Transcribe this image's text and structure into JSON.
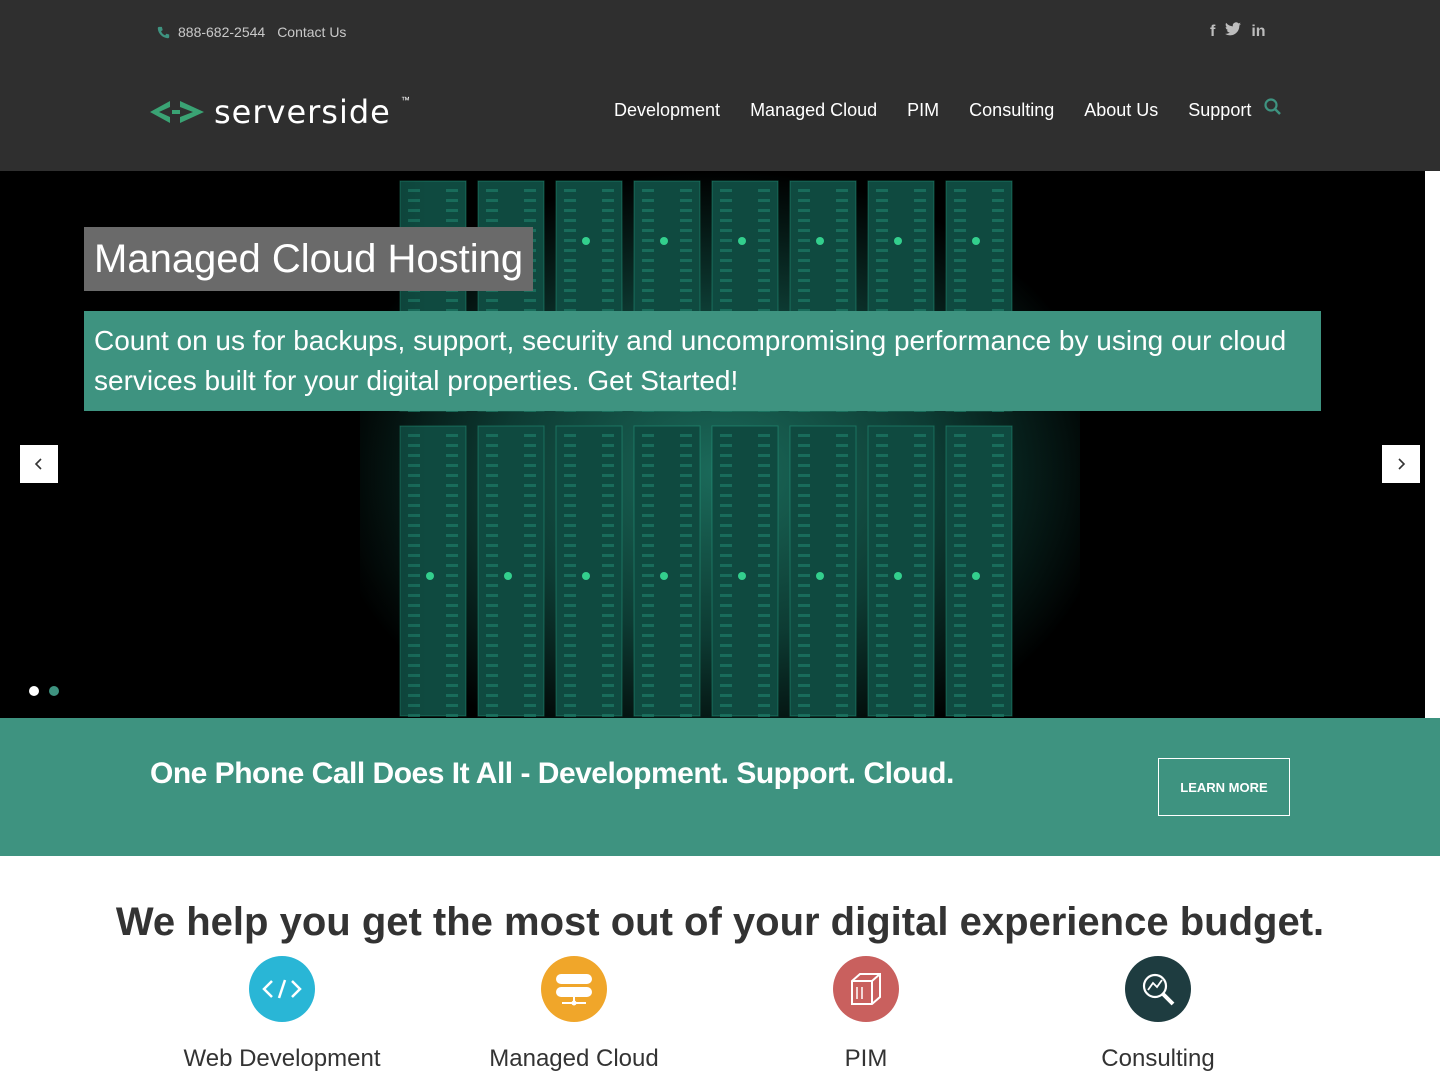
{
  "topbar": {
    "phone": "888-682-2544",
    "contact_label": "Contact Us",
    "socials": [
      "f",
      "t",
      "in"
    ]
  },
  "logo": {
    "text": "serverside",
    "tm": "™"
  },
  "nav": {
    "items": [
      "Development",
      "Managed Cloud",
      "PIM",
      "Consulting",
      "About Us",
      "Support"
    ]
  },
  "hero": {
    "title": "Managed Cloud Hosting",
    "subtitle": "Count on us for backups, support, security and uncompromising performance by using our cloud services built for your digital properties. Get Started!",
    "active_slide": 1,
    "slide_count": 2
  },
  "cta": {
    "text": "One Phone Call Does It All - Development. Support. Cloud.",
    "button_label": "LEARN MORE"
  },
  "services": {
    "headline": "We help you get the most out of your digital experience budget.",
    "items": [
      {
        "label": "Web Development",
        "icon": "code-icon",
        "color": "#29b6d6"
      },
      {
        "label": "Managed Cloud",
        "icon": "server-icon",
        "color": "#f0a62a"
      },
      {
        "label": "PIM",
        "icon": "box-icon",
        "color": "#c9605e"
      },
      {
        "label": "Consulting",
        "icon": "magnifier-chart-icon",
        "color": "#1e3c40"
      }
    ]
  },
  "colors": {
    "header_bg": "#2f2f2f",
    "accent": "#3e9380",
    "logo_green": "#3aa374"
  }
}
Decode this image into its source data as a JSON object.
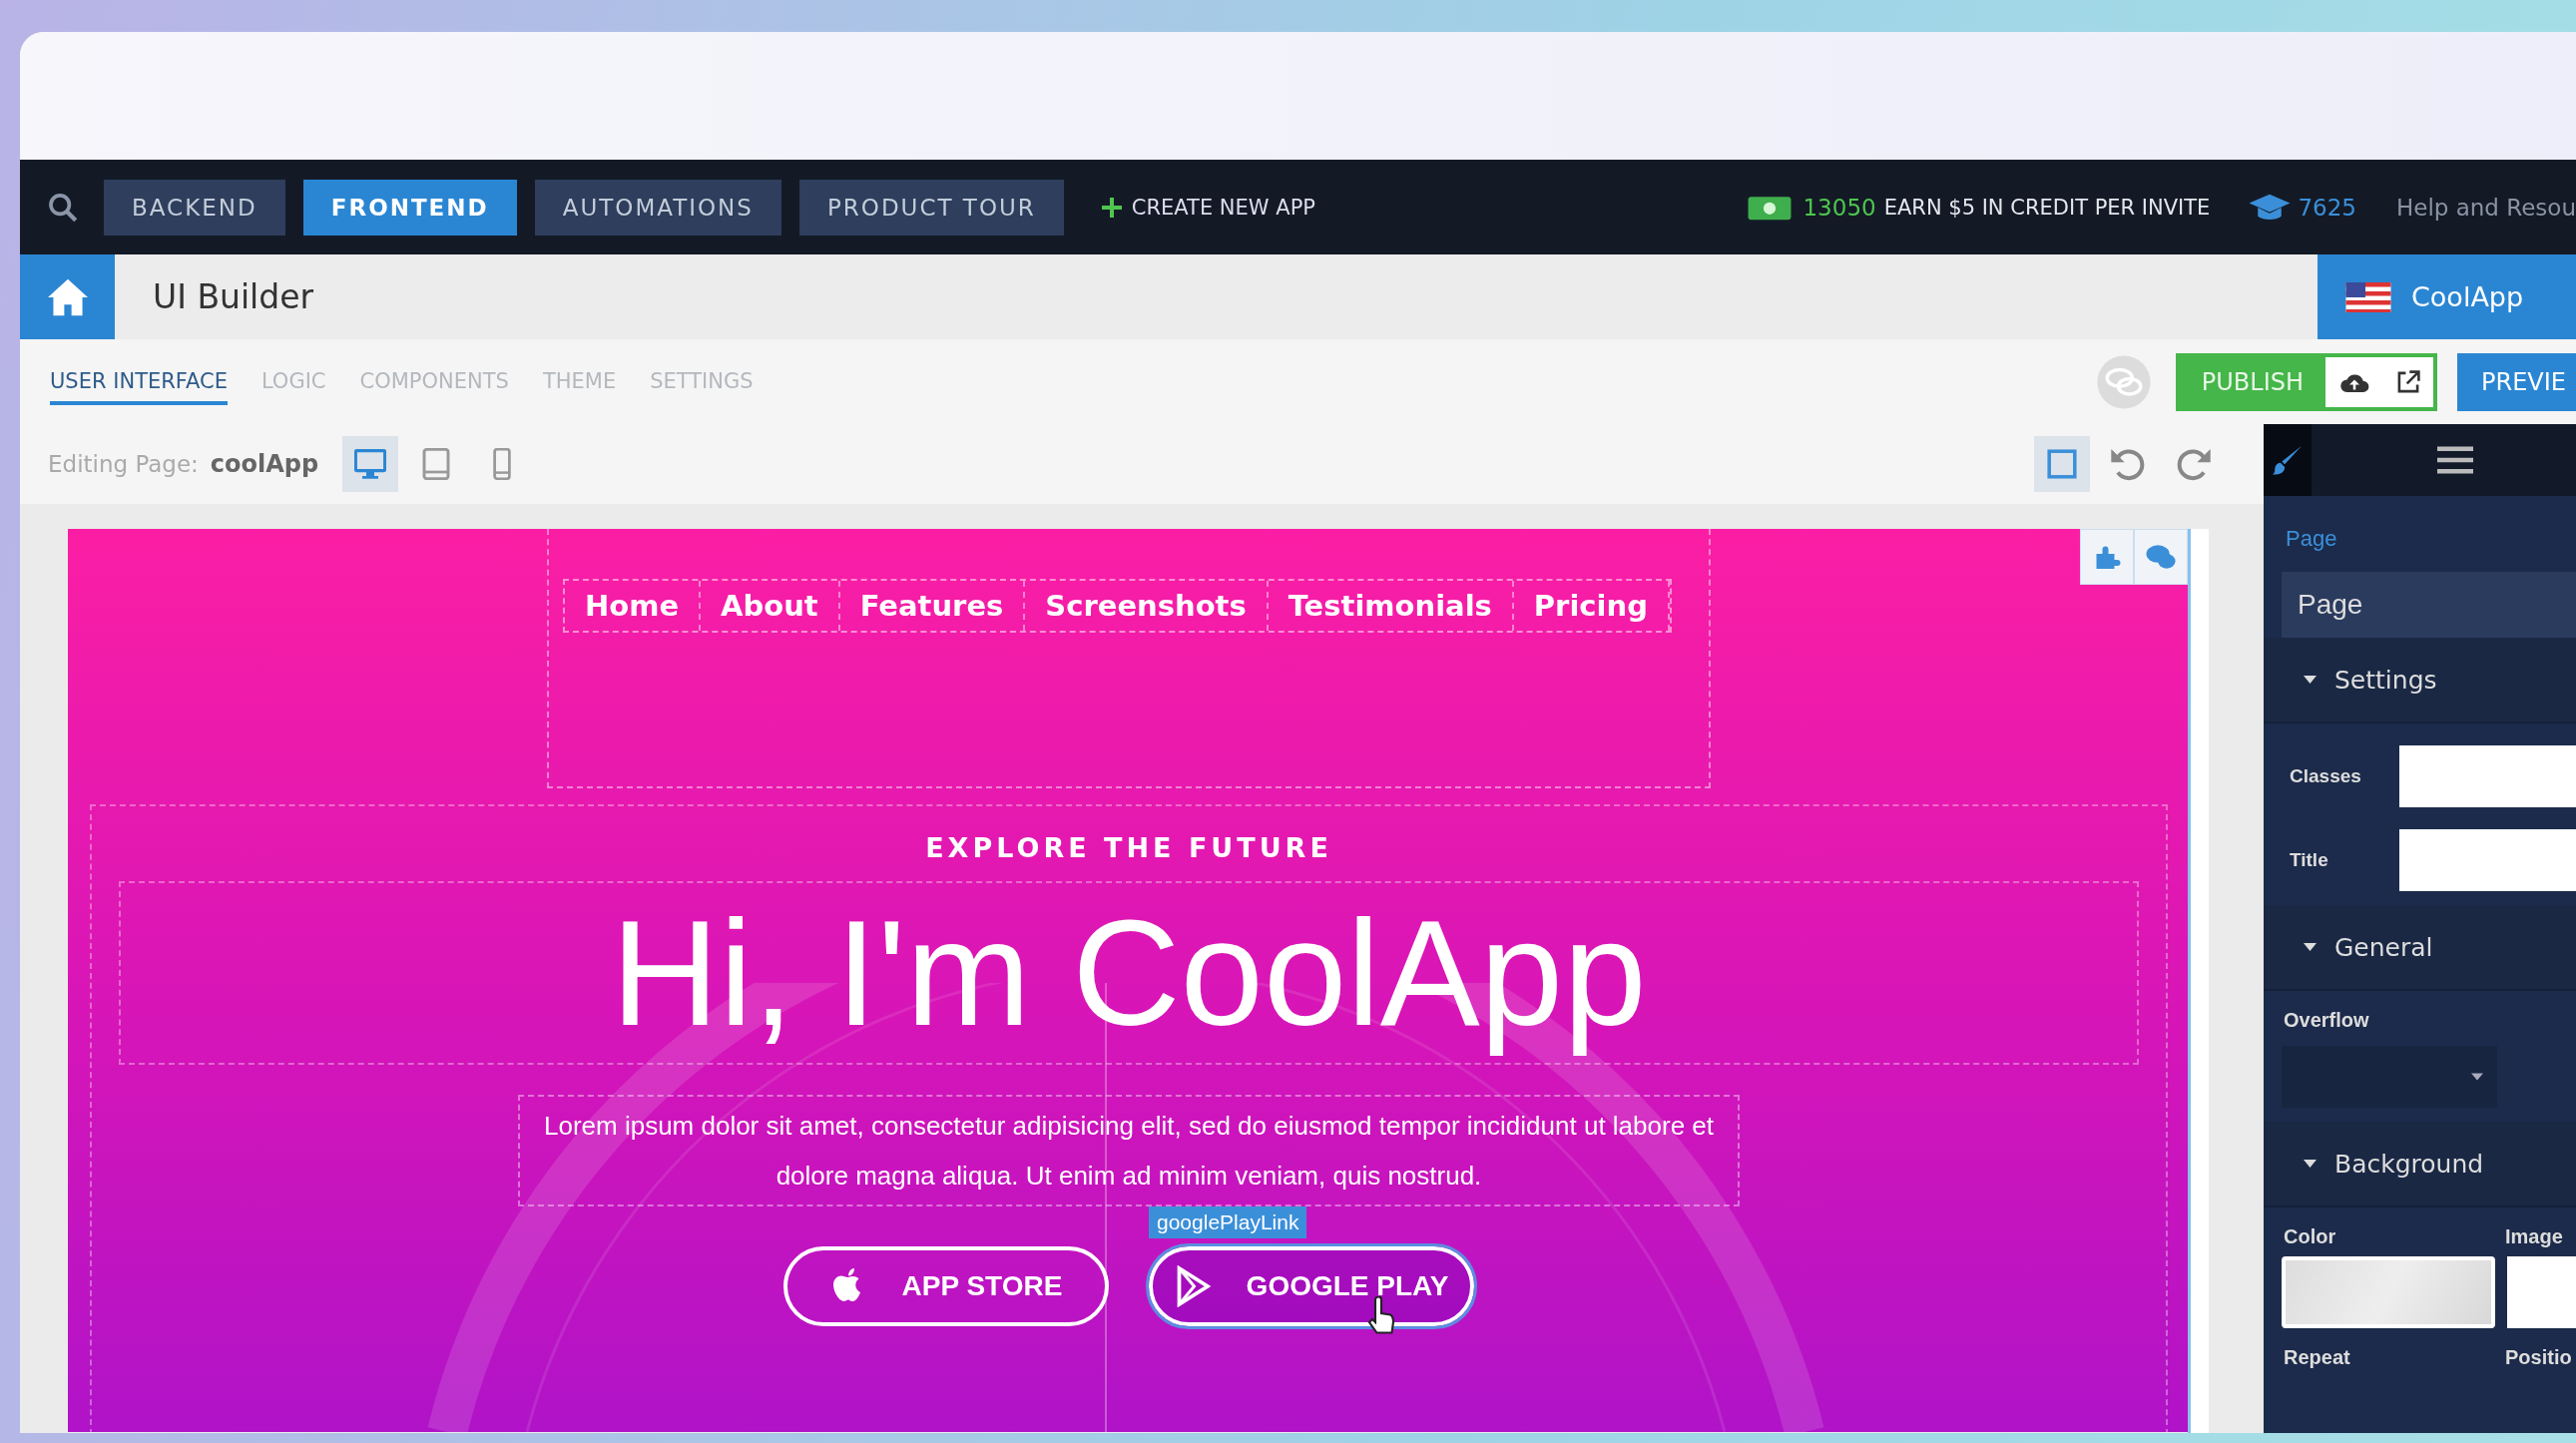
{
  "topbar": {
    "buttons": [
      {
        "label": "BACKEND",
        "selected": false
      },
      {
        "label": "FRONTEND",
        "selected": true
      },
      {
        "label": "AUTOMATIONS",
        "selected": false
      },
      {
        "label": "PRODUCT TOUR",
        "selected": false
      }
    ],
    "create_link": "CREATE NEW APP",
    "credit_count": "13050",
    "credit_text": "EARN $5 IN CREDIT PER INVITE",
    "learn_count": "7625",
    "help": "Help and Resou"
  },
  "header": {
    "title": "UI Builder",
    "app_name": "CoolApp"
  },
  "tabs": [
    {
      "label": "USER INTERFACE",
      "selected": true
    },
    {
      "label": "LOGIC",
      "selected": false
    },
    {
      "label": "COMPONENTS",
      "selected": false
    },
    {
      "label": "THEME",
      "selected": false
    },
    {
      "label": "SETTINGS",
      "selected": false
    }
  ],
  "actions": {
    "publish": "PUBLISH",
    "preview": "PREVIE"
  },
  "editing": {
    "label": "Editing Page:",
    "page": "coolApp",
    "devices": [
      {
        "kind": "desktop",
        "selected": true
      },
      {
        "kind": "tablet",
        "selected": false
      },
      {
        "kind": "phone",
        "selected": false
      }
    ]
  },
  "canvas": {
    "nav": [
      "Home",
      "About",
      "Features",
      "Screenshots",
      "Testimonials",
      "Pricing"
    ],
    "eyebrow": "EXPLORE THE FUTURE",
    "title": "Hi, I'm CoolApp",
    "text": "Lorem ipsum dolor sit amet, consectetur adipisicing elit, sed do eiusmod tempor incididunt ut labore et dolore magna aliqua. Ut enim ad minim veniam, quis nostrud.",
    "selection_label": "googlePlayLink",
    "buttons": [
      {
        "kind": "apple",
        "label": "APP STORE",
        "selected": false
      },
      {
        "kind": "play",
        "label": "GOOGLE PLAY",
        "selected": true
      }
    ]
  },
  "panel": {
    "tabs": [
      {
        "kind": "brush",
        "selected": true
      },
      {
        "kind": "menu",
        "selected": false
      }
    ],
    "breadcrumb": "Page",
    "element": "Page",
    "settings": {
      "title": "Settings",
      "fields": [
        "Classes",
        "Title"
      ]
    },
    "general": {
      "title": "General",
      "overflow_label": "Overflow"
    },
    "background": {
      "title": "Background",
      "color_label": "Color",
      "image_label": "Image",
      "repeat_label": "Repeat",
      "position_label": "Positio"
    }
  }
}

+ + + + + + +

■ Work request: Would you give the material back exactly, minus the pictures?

■ Answer:
Transcribe this image's text and structure into JSON.
{
  "topbar": {
    "phone": "888-682-2544",
    "contact_label": "Contact Us",
    "socials": [
      "f",
      "t",
      "in"
    ]
  },
  "logo": {
    "text": "serverside",
    "tm": "™"
  },
  "nav": {
    "items": [
      "Development",
      "Managed Cloud",
      "PIM",
      "Consulting",
      "About Us",
      "Support"
    ]
  },
  "hero": {
    "title": "Managed Cloud Hosting",
    "subtitle": "Count on us for backups, support, security and uncompromising performance by using our cloud services built for your digital properties. Get Started!",
    "active_slide": 1,
    "slide_count": 2
  },
  "cta": {
    "text": "One Phone Call Does It All - Development. Support. Cloud.",
    "button_label": "LEARN MORE"
  },
  "services": {
    "headline": "We help you get the most out of your digital experience budget.",
    "items": [
      {
        "label": "Web Development",
        "icon": "code-icon",
        "color": "#29b6d6"
      },
      {
        "label": "Managed Cloud",
        "icon": "server-icon",
        "color": "#f0a62a"
      },
      {
        "label": "PIM",
        "icon": "box-icon",
        "color": "#c9605e"
      },
      {
        "label": "Consulting",
        "icon": "magnifier-chart-icon",
        "color": "#1e3c40"
      }
    ]
  },
  "colors": {
    "header_bg": "#2f2f2f",
    "accent": "#3e9380",
    "logo_green": "#3aa374"
  }
}
Decode this image into its source data as a JSON object.
{
  "topbar": {
    "buttons": [
      {
        "label": "BACKEND",
        "selected": false
      },
      {
        "label": "FRONTEND",
        "selected": true
      },
      {
        "label": "AUTOMATIONS",
        "selected": false
      },
      {
        "label": "PRODUCT TOUR",
        "selected": false
      }
    ],
    "create_link": "CREATE NEW APP",
    "credit_count": "13050",
    "credit_text": "EARN $5 IN CREDIT PER INVITE",
    "learn_count": "7625",
    "help": "Help and Resou"
  },
  "header": {
    "title": "UI Builder",
    "app_name": "CoolApp"
  },
  "tabs": [
    {
      "label": "USER INTERFACE",
      "selected": true
    },
    {
      "label": "LOGIC",
      "selected": false
    },
    {
      "label": "COMPONENTS",
      "selected": false
    },
    {
      "label": "THEME",
      "selected": false
    },
    {
      "label": "SETTINGS",
      "selected": false
    }
  ],
  "actions": {
    "publish": "PUBLISH",
    "preview": "PREVIE"
  },
  "editing": {
    "label": "Editing Page:",
    "page": "coolApp",
    "devices": [
      {
        "kind": "desktop",
        "selected": true
      },
      {
        "kind": "tablet",
        "selected": false
      },
      {
        "kind": "phone",
        "selected": false
      }
    ]
  },
  "canvas": {
    "nav": [
      "Home",
      "About",
      "Features",
      "Screenshots",
      "Testimonials",
      "Pricing"
    ],
    "eyebrow": "EXPLORE THE FUTURE",
    "title": "Hi, I'm CoolApp",
    "text": "Lorem ipsum dolor sit amet, consectetur adipisicing elit, sed do eiusmod tempor incididunt ut labore et dolore magna aliqua. Ut enim ad minim veniam, quis nostrud.",
    "selection_label": "googlePlayLink",
    "buttons": [
      {
        "kind": "apple",
        "label": "APP STORE",
        "selected": false
      },
      {
        "kind": "play",
        "label": "GOOGLE PLAY",
        "selected": true
      }
    ]
  },
  "panel": {
    "tabs": [
      {
        "kind": "brush",
        "selected": true
      },
      {
        "kind": "menu",
        "selected": false
      }
    ],
    "breadcrumb": "Page",
    "element": "Page",
    "settings": {
      "title": "Settings",
      "fields": [
        "Classes",
        "Title"
      ]
    },
    "general": {
      "title": "General",
      "overflow_label": "Overflow"
    },
    "background": {
      "title": "Background",
      "color_label": "Color",
      "image_label": "Image",
      "repeat_label": "Repeat",
      "position_label": "Positio"
    }
  }
}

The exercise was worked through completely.